**PROBLEM TO WORK ON:**
Below are some records; find each line that carries the word "screenshot" and copy it.
=======
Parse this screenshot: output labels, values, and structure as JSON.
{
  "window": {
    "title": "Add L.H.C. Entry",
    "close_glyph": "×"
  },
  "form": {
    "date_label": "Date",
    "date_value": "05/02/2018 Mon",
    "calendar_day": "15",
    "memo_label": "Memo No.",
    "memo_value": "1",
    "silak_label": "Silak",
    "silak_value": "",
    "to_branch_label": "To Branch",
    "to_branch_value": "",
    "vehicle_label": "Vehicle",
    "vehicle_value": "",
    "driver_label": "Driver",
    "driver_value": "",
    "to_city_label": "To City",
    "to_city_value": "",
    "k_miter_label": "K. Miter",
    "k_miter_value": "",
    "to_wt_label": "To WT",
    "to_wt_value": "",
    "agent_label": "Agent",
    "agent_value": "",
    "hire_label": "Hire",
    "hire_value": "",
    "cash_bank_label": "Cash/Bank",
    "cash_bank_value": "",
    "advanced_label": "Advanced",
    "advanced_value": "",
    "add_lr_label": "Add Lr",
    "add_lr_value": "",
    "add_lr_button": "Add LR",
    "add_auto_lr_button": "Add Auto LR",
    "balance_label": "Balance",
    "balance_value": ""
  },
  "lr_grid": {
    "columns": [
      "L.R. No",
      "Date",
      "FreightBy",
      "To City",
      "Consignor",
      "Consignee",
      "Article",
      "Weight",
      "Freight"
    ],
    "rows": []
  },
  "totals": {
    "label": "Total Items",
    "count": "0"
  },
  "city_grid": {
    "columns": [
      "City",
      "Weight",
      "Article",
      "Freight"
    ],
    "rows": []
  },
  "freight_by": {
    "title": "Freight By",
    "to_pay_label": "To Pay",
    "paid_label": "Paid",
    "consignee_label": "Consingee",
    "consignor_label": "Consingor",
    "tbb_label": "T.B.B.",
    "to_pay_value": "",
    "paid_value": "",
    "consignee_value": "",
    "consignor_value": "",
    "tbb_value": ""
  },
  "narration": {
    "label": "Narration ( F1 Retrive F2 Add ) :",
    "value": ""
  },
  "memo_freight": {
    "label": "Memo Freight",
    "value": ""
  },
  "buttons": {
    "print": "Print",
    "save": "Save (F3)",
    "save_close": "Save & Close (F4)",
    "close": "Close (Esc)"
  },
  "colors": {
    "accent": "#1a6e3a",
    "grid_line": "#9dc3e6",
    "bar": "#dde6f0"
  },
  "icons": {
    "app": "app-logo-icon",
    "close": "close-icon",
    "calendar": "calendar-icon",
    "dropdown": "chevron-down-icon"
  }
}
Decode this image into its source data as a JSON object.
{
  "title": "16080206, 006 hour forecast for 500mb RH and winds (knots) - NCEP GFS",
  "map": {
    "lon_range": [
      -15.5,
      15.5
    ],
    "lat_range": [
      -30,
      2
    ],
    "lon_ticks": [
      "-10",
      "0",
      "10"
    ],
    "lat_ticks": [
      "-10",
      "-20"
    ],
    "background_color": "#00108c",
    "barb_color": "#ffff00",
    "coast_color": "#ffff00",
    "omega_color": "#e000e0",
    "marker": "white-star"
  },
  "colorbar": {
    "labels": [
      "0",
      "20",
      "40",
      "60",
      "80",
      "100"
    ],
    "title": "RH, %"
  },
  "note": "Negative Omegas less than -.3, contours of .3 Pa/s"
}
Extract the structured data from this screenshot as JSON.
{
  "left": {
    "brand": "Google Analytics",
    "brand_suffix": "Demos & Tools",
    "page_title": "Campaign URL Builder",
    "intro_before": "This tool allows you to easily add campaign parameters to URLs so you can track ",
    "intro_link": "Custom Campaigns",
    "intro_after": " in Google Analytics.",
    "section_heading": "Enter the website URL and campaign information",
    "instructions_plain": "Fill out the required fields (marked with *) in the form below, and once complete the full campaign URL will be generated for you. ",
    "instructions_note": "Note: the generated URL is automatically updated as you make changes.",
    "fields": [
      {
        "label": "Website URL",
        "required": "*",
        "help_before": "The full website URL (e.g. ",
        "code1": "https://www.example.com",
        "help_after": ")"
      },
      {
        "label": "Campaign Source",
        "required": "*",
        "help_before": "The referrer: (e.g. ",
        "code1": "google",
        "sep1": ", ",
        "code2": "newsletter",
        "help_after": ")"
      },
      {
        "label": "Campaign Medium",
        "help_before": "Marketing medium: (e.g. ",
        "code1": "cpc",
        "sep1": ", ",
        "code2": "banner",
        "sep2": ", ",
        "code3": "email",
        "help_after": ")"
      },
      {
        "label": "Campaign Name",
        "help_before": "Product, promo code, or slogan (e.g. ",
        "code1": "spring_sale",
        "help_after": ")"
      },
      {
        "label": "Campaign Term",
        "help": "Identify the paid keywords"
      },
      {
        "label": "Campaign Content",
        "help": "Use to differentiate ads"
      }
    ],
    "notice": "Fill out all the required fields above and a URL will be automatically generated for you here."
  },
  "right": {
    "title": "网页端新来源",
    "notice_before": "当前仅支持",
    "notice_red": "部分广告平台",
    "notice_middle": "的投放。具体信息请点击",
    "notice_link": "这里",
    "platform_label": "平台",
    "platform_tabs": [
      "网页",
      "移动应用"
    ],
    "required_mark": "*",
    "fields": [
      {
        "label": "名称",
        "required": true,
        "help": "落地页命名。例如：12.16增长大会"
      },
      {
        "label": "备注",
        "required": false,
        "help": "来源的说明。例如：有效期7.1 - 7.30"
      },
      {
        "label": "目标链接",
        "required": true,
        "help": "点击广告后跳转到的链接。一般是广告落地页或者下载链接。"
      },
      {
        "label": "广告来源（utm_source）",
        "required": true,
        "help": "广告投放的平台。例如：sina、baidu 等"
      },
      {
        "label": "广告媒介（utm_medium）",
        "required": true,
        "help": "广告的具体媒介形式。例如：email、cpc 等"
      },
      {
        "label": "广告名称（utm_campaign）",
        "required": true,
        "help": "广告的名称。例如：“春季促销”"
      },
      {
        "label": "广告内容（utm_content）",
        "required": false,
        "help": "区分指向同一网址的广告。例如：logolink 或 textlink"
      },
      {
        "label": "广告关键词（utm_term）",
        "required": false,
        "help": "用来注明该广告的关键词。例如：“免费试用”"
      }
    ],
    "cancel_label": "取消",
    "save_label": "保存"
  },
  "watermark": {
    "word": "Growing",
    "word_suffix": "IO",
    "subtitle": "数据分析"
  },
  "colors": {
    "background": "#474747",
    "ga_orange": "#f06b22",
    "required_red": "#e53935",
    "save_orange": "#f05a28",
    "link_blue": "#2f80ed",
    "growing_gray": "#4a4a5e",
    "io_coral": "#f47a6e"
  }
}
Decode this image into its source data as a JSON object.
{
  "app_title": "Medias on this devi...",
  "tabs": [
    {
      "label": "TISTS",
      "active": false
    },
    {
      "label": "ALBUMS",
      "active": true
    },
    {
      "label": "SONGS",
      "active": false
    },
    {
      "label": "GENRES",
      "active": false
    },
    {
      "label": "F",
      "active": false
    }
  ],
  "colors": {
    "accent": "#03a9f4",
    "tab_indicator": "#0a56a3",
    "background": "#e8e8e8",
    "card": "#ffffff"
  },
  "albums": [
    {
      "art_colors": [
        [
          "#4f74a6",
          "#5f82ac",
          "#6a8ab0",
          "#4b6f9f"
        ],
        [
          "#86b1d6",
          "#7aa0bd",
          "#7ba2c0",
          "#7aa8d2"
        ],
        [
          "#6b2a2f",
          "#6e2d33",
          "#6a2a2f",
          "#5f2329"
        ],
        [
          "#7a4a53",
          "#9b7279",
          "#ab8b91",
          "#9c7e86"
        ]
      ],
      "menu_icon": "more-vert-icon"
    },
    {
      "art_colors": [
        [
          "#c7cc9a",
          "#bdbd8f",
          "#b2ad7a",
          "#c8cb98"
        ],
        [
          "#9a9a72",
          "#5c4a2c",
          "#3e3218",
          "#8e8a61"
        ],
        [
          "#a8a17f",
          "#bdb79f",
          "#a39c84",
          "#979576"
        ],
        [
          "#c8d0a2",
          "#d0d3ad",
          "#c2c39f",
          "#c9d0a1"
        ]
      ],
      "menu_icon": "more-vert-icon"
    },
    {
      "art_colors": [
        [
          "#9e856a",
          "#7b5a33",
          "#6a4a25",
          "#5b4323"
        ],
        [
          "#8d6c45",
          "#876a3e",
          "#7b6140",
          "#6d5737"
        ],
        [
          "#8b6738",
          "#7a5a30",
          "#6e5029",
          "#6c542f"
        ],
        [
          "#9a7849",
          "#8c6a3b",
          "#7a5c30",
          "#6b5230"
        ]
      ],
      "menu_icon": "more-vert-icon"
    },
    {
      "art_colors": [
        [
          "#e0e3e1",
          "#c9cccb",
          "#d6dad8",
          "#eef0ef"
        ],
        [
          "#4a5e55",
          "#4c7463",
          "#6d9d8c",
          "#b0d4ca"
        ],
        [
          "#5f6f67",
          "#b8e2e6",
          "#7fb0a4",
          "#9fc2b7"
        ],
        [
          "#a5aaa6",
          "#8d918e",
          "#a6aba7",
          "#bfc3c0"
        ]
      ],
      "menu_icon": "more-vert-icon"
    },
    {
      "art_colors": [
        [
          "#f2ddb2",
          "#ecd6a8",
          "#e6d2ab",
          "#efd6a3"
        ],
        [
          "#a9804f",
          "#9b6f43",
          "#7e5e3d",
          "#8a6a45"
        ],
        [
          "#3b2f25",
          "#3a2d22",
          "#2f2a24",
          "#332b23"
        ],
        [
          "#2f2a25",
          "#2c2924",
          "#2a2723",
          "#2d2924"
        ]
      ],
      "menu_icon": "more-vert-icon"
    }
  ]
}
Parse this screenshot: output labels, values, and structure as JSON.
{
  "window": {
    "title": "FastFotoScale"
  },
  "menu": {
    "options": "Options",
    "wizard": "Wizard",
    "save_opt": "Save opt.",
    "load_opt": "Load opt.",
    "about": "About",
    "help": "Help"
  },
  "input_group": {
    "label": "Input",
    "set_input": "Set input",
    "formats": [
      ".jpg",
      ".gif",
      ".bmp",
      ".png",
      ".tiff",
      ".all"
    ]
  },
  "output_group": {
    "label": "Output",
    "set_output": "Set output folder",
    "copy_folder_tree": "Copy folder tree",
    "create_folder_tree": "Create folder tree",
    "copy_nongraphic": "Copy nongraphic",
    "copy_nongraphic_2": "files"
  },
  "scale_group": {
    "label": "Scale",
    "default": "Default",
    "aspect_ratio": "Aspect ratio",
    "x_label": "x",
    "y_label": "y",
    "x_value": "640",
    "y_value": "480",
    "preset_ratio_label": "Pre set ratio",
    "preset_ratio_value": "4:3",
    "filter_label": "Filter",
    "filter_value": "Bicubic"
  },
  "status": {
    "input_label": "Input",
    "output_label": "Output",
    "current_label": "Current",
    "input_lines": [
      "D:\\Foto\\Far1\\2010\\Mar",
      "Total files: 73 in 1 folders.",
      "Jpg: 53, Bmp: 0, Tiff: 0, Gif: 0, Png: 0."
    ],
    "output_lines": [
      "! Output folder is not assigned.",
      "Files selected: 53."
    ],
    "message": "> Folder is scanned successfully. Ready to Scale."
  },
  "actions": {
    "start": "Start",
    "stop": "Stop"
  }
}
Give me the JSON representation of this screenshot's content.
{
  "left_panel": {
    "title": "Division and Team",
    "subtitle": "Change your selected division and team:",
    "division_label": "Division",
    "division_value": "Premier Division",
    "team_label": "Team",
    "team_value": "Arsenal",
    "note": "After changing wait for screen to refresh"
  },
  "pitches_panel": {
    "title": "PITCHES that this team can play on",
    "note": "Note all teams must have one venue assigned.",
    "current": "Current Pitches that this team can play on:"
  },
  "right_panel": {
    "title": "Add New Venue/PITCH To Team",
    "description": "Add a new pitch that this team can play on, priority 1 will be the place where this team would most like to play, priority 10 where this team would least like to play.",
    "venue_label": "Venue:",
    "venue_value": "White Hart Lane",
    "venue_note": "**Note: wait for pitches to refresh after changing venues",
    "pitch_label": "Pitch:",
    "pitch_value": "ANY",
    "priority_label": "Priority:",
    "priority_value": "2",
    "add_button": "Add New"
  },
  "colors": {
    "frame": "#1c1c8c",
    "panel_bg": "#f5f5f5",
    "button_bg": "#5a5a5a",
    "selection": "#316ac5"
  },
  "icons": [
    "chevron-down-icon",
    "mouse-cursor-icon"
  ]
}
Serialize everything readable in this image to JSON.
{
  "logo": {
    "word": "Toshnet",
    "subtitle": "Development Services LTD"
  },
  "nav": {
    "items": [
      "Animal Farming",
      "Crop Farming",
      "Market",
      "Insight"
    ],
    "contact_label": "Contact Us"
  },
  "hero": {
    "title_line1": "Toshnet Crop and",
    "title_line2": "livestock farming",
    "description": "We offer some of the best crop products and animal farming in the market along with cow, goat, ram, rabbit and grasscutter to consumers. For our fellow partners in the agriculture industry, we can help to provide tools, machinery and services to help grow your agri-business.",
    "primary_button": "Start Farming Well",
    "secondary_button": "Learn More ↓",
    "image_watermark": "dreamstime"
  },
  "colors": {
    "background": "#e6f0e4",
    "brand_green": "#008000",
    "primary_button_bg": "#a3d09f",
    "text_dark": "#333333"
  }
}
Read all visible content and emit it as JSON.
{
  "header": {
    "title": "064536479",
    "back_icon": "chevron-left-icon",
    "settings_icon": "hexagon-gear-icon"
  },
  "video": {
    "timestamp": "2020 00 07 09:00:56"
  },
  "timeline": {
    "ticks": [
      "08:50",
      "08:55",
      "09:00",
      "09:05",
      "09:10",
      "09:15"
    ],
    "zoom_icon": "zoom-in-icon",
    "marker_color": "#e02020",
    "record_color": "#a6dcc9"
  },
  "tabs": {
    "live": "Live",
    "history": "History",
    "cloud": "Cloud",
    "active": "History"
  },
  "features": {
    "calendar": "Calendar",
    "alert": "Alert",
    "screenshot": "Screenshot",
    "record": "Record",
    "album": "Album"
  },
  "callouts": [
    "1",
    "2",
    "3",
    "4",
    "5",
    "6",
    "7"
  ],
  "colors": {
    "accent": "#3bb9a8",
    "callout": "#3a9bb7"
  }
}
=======
**WRITTEN ANSWER:**
Parse this screenshot: output labels, values, and structure as JSON.
Extract the structured data from this screenshot as JSON.
Parse this screenshot: output labels, values, and structure as JSON.
Give me the JSON representation of this screenshot's content.
    "screenshot": "Screenshot",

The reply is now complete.